» **Assignment**: In the listing below, locate the lines that hold "MariaLoveView" and copy them.

Supplied material Start Marker

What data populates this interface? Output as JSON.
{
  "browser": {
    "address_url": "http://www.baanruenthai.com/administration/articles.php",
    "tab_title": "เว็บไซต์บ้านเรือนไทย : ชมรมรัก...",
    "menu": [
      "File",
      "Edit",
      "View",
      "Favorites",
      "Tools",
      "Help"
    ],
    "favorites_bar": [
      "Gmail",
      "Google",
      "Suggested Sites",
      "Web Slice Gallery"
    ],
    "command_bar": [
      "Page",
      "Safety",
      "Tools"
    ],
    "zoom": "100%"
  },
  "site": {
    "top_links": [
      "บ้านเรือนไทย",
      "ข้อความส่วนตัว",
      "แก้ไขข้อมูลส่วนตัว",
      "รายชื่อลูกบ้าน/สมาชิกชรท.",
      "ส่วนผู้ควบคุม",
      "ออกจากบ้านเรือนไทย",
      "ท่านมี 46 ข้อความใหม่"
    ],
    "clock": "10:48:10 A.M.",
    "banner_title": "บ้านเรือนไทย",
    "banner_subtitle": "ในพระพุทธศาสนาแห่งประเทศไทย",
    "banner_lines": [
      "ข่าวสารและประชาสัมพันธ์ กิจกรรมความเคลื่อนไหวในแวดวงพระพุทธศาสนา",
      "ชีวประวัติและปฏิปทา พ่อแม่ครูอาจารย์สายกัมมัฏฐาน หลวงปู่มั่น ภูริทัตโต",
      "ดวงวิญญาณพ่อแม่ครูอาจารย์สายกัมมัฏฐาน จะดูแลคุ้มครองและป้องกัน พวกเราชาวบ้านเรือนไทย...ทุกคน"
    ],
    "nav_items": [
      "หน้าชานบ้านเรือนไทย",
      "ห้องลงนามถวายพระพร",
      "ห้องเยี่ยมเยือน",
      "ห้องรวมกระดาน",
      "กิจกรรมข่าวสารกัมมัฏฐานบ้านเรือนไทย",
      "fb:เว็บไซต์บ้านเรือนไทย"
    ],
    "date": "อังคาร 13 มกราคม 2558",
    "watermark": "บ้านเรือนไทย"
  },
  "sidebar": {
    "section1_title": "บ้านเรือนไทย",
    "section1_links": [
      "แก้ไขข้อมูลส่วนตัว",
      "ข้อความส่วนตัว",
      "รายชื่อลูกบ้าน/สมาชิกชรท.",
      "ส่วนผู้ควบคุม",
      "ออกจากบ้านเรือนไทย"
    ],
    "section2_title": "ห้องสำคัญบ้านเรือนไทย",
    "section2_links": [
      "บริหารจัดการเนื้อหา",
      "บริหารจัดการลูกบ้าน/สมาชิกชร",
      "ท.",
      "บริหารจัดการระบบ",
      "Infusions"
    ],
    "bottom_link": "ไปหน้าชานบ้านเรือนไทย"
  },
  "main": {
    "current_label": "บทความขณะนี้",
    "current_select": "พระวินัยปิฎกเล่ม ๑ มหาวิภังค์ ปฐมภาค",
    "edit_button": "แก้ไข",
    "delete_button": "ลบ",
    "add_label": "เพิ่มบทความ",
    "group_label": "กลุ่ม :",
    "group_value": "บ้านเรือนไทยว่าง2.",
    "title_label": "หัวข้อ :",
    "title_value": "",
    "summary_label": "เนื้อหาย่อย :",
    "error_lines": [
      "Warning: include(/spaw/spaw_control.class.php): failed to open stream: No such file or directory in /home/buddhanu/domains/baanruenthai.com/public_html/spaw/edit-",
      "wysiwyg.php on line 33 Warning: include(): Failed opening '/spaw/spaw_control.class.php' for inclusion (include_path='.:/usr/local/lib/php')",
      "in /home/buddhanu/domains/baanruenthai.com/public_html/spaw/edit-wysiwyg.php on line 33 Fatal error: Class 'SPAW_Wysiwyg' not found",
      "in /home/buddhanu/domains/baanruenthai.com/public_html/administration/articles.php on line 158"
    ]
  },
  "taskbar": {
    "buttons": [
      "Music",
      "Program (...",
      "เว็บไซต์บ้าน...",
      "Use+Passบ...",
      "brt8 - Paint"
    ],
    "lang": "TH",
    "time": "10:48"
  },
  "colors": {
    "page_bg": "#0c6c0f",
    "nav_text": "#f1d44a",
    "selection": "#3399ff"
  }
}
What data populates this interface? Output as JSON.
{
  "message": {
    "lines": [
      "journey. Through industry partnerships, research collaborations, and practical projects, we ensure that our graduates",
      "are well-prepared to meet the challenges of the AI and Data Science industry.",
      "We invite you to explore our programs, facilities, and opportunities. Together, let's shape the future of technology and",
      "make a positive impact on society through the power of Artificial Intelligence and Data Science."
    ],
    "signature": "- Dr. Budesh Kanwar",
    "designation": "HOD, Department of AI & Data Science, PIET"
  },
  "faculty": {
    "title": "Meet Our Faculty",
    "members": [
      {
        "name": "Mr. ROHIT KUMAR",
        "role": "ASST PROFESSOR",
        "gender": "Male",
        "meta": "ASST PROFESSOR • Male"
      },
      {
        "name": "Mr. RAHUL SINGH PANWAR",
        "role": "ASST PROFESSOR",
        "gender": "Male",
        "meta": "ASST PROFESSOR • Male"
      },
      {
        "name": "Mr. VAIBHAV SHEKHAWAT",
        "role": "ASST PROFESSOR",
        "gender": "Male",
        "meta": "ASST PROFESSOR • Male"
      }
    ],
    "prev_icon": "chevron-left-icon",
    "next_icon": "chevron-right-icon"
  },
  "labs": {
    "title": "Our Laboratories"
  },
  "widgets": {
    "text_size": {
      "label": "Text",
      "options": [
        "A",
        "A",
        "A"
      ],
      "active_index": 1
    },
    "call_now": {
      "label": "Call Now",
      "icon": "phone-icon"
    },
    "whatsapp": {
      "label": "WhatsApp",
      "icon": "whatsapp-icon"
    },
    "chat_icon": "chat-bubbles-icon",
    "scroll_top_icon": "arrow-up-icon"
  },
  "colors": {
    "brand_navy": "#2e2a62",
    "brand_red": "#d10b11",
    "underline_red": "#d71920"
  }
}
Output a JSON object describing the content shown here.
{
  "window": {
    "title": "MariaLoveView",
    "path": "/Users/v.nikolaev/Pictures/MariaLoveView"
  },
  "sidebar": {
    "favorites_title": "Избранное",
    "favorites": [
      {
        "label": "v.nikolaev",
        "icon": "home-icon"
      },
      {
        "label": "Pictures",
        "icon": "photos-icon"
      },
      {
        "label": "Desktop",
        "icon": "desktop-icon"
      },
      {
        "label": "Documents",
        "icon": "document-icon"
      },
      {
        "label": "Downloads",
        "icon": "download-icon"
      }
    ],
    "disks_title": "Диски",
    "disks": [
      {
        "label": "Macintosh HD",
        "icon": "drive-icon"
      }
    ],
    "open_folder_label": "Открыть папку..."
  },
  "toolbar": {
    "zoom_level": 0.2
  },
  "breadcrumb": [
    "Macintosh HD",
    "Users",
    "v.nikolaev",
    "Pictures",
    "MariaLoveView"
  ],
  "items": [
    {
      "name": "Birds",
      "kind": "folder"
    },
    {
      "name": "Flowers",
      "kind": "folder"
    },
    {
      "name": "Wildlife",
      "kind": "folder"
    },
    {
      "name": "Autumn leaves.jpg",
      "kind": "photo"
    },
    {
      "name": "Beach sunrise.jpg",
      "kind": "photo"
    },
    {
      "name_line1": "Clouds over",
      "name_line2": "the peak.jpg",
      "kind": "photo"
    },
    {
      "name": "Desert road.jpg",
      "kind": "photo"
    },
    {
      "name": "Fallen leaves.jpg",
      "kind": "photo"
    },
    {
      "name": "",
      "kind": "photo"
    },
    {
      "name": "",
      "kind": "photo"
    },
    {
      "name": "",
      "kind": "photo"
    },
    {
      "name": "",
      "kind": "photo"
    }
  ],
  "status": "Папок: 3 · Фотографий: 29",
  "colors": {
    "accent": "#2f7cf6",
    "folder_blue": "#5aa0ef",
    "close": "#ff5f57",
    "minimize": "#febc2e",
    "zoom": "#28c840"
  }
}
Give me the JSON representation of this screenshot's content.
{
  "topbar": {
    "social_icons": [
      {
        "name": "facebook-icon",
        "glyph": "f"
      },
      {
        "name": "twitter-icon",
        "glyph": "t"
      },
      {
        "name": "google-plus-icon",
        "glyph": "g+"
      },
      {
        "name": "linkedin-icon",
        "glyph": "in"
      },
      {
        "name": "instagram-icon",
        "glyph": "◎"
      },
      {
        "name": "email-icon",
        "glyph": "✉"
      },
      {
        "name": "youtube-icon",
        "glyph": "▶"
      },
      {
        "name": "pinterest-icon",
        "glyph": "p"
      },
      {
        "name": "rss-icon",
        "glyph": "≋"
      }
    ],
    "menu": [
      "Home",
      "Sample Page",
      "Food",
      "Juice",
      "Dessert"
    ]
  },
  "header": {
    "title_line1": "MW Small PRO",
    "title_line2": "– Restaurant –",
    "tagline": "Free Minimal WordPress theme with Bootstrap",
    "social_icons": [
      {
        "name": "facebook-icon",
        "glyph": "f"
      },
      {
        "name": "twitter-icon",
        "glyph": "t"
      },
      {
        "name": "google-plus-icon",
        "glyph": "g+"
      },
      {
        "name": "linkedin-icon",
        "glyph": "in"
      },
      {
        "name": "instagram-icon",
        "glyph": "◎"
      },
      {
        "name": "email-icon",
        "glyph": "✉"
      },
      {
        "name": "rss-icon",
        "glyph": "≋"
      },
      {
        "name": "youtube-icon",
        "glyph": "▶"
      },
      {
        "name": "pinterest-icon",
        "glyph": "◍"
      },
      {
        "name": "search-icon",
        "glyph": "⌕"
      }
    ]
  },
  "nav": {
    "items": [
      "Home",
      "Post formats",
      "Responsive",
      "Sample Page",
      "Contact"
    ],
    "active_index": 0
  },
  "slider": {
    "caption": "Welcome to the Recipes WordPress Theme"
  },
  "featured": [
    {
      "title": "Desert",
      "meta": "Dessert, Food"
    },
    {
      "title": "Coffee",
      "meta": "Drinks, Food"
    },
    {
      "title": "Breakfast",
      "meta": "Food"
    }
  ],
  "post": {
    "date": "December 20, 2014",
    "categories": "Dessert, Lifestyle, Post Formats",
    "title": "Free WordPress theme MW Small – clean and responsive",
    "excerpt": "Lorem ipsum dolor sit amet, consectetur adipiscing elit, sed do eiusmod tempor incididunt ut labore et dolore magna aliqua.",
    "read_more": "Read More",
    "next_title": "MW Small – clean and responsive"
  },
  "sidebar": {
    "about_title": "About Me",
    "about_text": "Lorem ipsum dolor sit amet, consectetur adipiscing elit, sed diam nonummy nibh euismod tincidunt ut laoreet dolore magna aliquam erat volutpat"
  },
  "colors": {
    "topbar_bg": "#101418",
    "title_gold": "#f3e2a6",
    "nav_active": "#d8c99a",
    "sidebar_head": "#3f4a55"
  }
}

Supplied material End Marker

» **Answer section**:
    "title": "MariaLoveView",
    "path": "/Users/v.nikolaev/Pictures/MariaLoveView"
    "MariaLoveView"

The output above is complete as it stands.